By BRUCE AUCHLY
Just in time for Valentine’s Day, we bring you those wonderful love birds – great horned owls.
That’s right. The fiercest, most aggressive, most impressive owl in North America as a symbol of Valentine’s Day.
Look, it may be winter with all the attendant cold and snow, but great horned owls are in the midst of their mating season and, pretty soon, if not already, sitting on eggs. No other birds in Montana court and mate during the winter.
That hoot-hoot-hoot you heard at night or just before dawn in January is the mating ritual of the great horned owl. After mating, the owls will continue to hoot, not so much to proclaim their love and affection but to stake out a territory and warn other owls away.
So the great horned owl mates and begins nesting in the dead of winter. Must be crazy, right? Maybe. Or maybe no other birds are as smart as the wise old owl.
Actually, it’s neither wisdom nor craziness that drives the great horned owl to nest so early. Rather it’s just that it takes so darn long to raise a young owl.
First, the female owl takes two to three days to lay on average two eggs, then she sits on them (incubation) for 30-35 days.
After hatching, the young birds will remain in the nest for close to two months before their first flight, called fledging. That can be mid- to late May or later.

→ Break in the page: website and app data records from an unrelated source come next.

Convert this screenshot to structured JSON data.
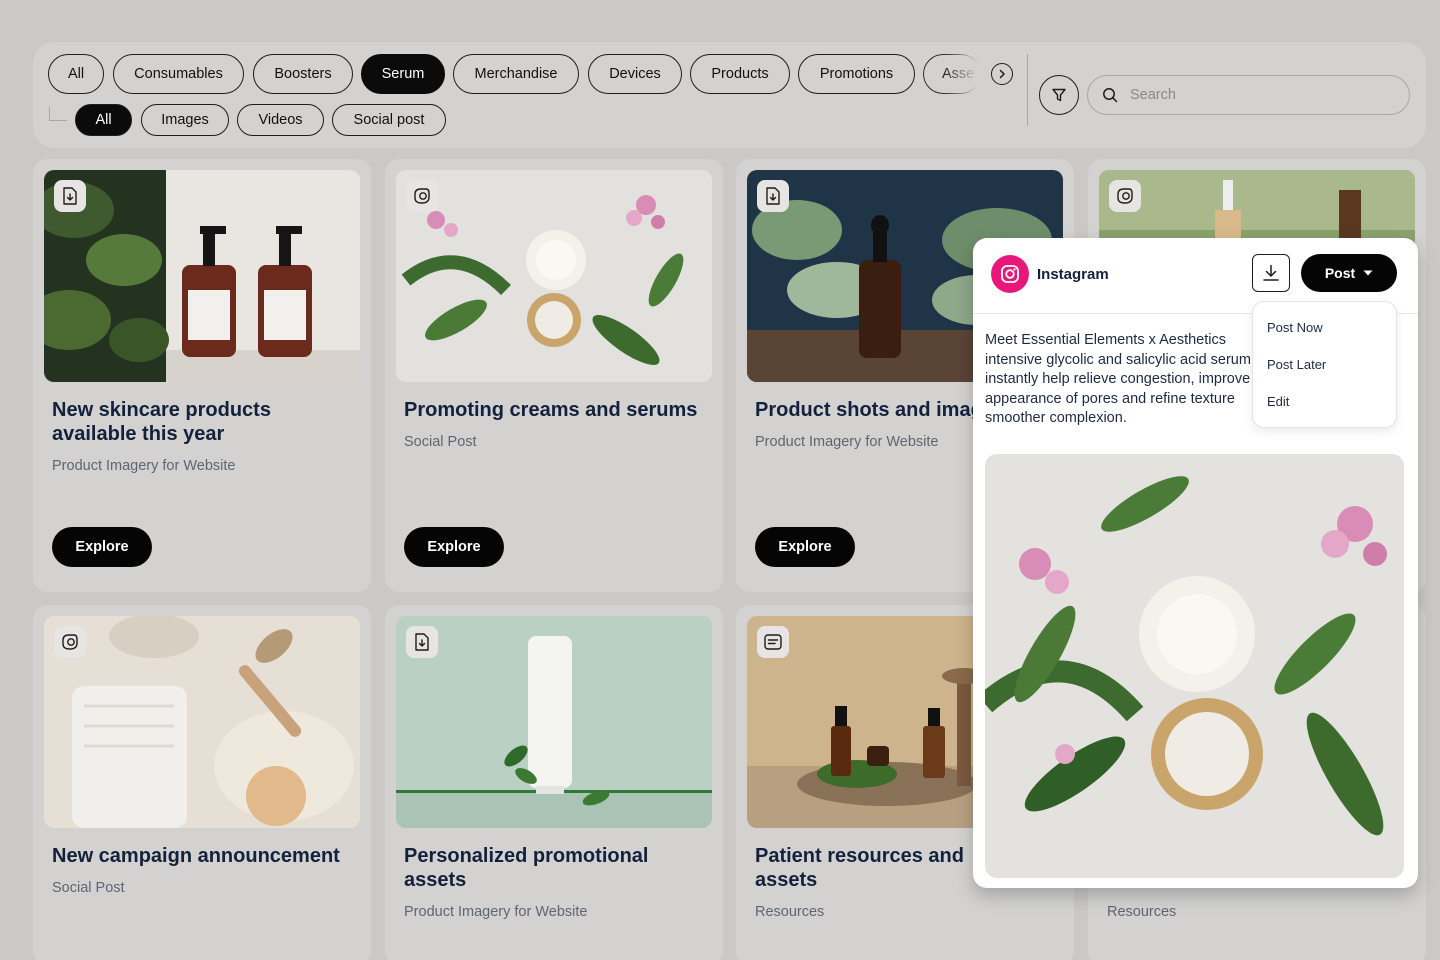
{
  "filters": {
    "categories": [
      "All",
      "Consumables",
      "Boosters",
      "Serum",
      "Merchandise",
      "Devices",
      "Products",
      "Promotions",
      "Asse"
    ],
    "active_category": "Serum",
    "types": [
      "All",
      "Images",
      "Videos",
      "Social post"
    ],
    "active_type": "All",
    "search_placeholder": "Search"
  },
  "cards": [
    {
      "title": "New skincare products available this year",
      "subtitle": "Product Imagery for Website",
      "button": "Explore",
      "badge_icon": "download-doc-icon"
    },
    {
      "title": "Promoting creams and serums",
      "subtitle": "Social Post",
      "button": "Explore",
      "badge_icon": "social-icon"
    },
    {
      "title": "Product shots and images",
      "subtitle": "Product Imagery for Website",
      "button": "Explore",
      "badge_icon": "download-doc-icon"
    },
    {
      "title": "",
      "subtitle": "",
      "button": "",
      "badge_icon": "social-icon"
    },
    {
      "title": "New campaign announcement",
      "subtitle": "Social Post",
      "button": "",
      "badge_icon": "social-icon"
    },
    {
      "title": "Personalized promotional assets",
      "subtitle": "Product Imagery for Website",
      "button": "",
      "badge_icon": "download-doc-icon"
    },
    {
      "title": "Patient resources and assets",
      "subtitle": "Resources",
      "button": "",
      "badge_icon": "document-icon"
    },
    {
      "title": "",
      "subtitle": "Resources",
      "button": "",
      "badge_icon": "social-icon"
    }
  ],
  "post_panel": {
    "platform": "Instagram",
    "post_label": "Post",
    "menu": [
      "Post Now",
      "Post Later",
      "Edit"
    ],
    "caption_lines": [
      "Meet Essential Elements x Aesthetics",
      "intensive glycolic and salicylic acid serum",
      "instantly help relieve congestion, improve",
      "appearance of pores and refine texture",
      "smoother complexion."
    ]
  },
  "colors": {
    "background": "#cbc9c8",
    "card": "#d3d2d1",
    "title": "#13213c",
    "accent_dark": "#050505",
    "instagram": "#e8177a"
  }
}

Afterward, the young have to be taught and practice to hunt at night, neither short nor simple tasks. It can take as long as six months after hatching – we’re into September now – before the young have fully acquired their first winter plumage and are good fliers and hunters.
Because owls are mostly nocturnal and silent on the wing, we don’t see them much and therefore we’ve come up with all sorts of myths.
Folklore has bestowed owls with wisdom and magic, or sometimes they symbolize death and messengers to the afterlife. Reality is more exciting.
Although much of the great horned owl’s activities take place from sunset to sun up, sunlight does not blind them. They have keen vision day or night.
Their eyes are designed for maximum sensitivity rather than resolution. That means they can see very well at low light levels but not very crisply. So they use their eyesight mostly to avoid obstacles, locating prey with their ears. Their eyesight is good, their hearing superb.
Like all Montana owls, the great horned version has a facial disc that funnels sounds to ear openings covered by feathers on the side of its head. Those inconspicuous ear openings are lopsided (asymmetrical) not like ours.
That allows them to triangulate sounds and find a mouse scurrying under several inches of snow in the dark of night. Remarkable.
Those tufts of feathers atop their head? They are not ears and have nothing to do with hearing. But their purpose is a bit of a mystery. Some think the tufts help camouflage the bird against a tree. Others say the tufts help with communication or recognition. Like maybe one bird signaling to its mate on a winter’s night.
So this Valentine’s Day think of great horned owls – amorous in the dead of winter and the dark of night.